Tales of Natural and Unnatural Catastrophes
Tales of Natural and Unnatural Catastrophes by Patricia Highsmith
In Tales of Natural and Unnatural Catastrophes Highsmith returns to the short-story form, where, as Graham Greene has written, "she is after the quick kill rather than the slow encirclement of the reader, and how admirably and with field-craft she hunts us down." Her spare and incisive prose chronicles a world gone slightly mad, its catastrophes precipitated by human folly and excess.
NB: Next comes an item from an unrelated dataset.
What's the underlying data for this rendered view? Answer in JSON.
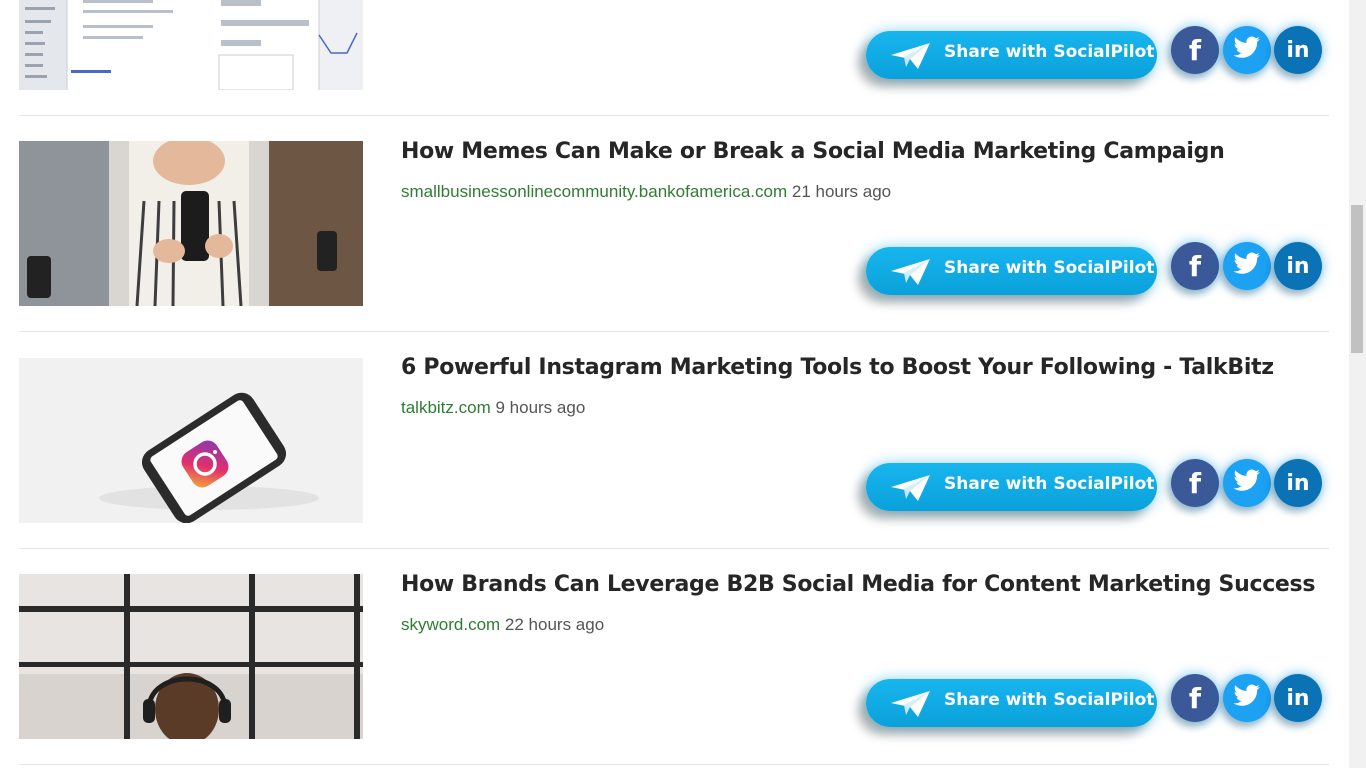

From the White House under siege by homeless to a Japanese whaling ship under attack by its very quarry, or from the enormous tumescent growths in an Austrian cemetery to Naomi, a 190-year-old woman perpetually near death and dimly glowing, each tale unfolds the illogical extremes of humanity. Cockroach invasions and religious hysteria, abortion rights and toxic waste dumping, Highsmith transmogrifies the face of daily existence.